Think is a daily, topic-driven interview and call-in program hosted by Krys Boyd covering a wide variety of topics ranging from history, politics, current events, science, technology and emerging trends to food and wine, travel, adventure, and entertainmeMore from KERA's Think »
[2015-08-27 13:00:00] Each day this week, economists have woken up and hoped for the best as they checked the news from China. This hour, we'll talk about how market volatility overseas influences our economy at home with Matthew P. Goodman, Senior Adviser for Asian Economics with the Center for Strategic and International Studies.
[2015-08-27 12:00:00] The Fulani are a nomadic people living in Mali who annually migrate across the country's dangerous savannah. Journalist Anna Badkhen embedded herself with a family of Fulani cowboys to document their centuries-old tradition. This hour, she joins us to talk about her experience, which she writes about in Walking With Abel: Journeys with the Nomads of the African Savannah (Riverhead Books).
[2015-08-26 13:00:00] As much as 40 percent of the homeless youth population nationwide is made up of LGBTQ kids. This hour, we'll talk about why these teens are prone to homelessness – and about how little is being done to help them – with Ryan Berg, author of No House to Call My Home: Love, Family, and Other Transgressions.
[2015-08-26 12:00:00] Laws that address birth control, gay rights and other elements of sexuality frequently lag behind cultural mores. This hour, we'll talk about the dubious history of legislating sex with human rights lawyer Eric Berkowitz, author of The Boundaries of Desire: A Century of Good Sex, Bad Laws, and Changing Identities (Beacon Press).
[2015-08-25 13:00:00] In 2009, Monika Kørra was a sophomore track star at SMU when she was abducted on her way home from a party by three men and raped. This hour, she joins us to talk about her determination to make sure her attackers were punished – and about how she rebuilt her life – which she writes about in Kill the Silence: A Survivor's Life Reclaimed.
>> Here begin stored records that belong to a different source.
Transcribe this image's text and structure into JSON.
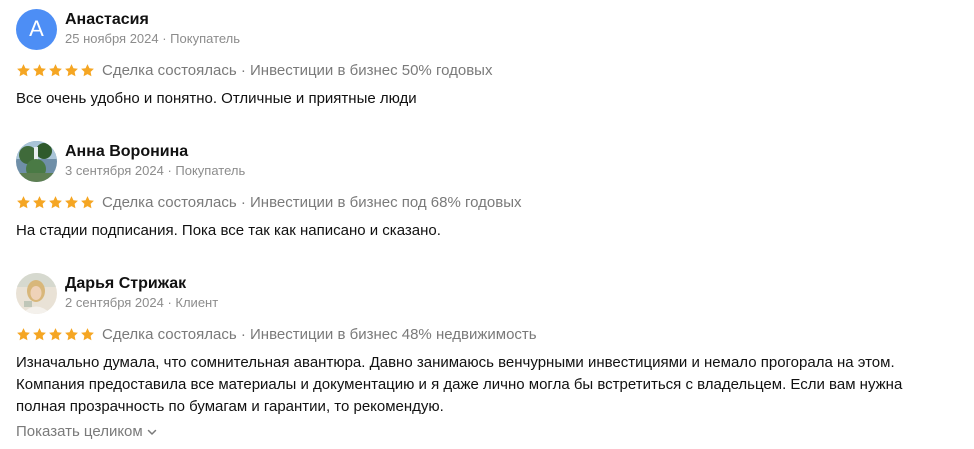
{
  "colors": {
    "star": "#f5a623",
    "avatar_letter_bg": "#4d8ef5",
    "secondary_text": "#8c8c8c"
  },
  "reviews": [
    {
      "avatar_letter": "А",
      "name": "Анастасия",
      "date_role": "25 ноября 2024 · Покупатель",
      "rating": 5,
      "deal": "Сделка состоялась · Инвестиции в бизнес 50% годовых",
      "text": "Все очень удобно и понятно. Отличные и приятные люди"
    },
    {
      "avatar_icon": "user-photo",
      "name": "Анна Воронина",
      "date_role": "3 сентября 2024 · Покупатель",
      "rating": 5,
      "deal": "Сделка состоялась · Инвестиции в бизнес под 68% годовых",
      "text": "На стадии подписания. Пока все так как написано и сказано."
    },
    {
      "avatar_icon": "user-photo",
      "name": "Дарья Стрижак",
      "date_role": "2 сентября 2024 · Клиент",
      "rating": 5,
      "deal": "Сделка состоялась · Инвестиции в бизнес 48% недвижимость",
      "text": "Изначально думала, что сомнительная авантюра. Давно занимаюсь венчурными инвестициями и немало прогорала на этом. Компания предоставила все материалы и документацию и я даже лично могла бы встретиться с владельцем. Если вам нужна полная прозрачность по бумагам и гарантии, то рекомендую.",
      "show_more_label": "Показать целиком"
    }
  ]
}
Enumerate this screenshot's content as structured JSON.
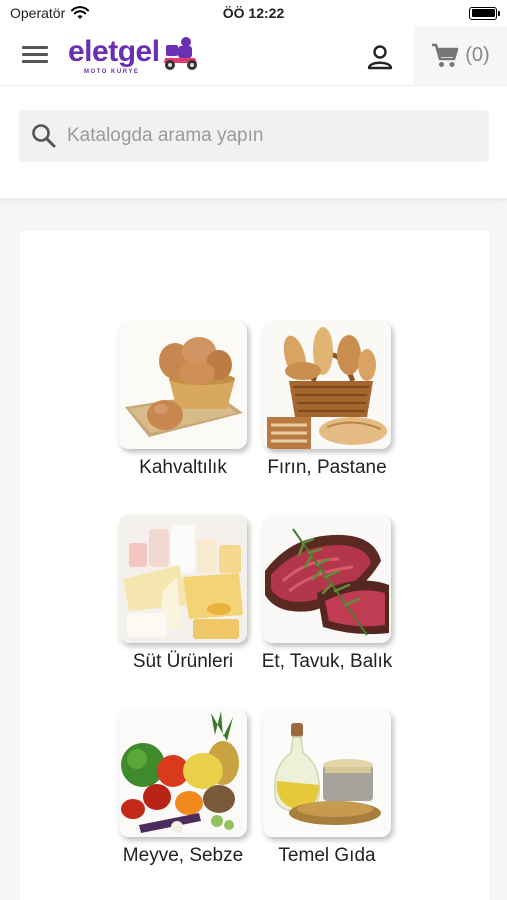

[2015-08-25 12:00:00] Poachers slaughter 30,000 African elephants each year to meet the worldwide demand for ivory. This hour, we'll talk about how GPS tracking devices are helping to crackdown on these crimes with Bryan Christy, who writes about the topic in the current issue of National Geographic magazine. A companion documentary, Warlords of Ivory, airs Sunday on the National Geographic channel.
[2015-08-24 13:00:00] The United States imprisons more people than China and India put together. This hour, we'll talk about how a prison stay follows convicts even after they are released with Mary D. Looman, co-author of A Country Called Prison: Mass Incarceration and the Making of a New Nation.
[2015-08-24 12:00:00] Ten years ago this week, Hurricane Katrina blew into New Orleans, leaving a trail of destruction in its wake. This hour, we'll talk about how the city preserved its vibrant culture and recovered from the disaster with Roberta Brandes Gratz, author of We're Still Here Ya Bastards: How the People of New Orleans Rebuilt Their City (Nation Books).
[2015-08-20 13:00:00] The novel Black-Eyed Susans (Ballantine Books) centers on a young Texas woman who was a key witness in sending a murderer to death row. Years later, as the execution approaches, new questions arise over the killer's possible innocence – and whether the real killer still lurks. This hour, we'll talk about the art of keeping readers in suspense with the book's author, Julia Heaberlin.
[2015-08-20 12:00:00] Many of our everyday purchases are made without giving much thought to the businesses we're supporting. Yet the more we know about how a company operates – and even the political leanings of its C.E.O. – the more those purchases also become ethical decisions. This hour, we'll talk about how what we know about businesses affects how we spend our money with a panel of business ethics professors. Be sure to check out this recent New York Times story about the dynamics of Amazon, the inspiration for today's conversation.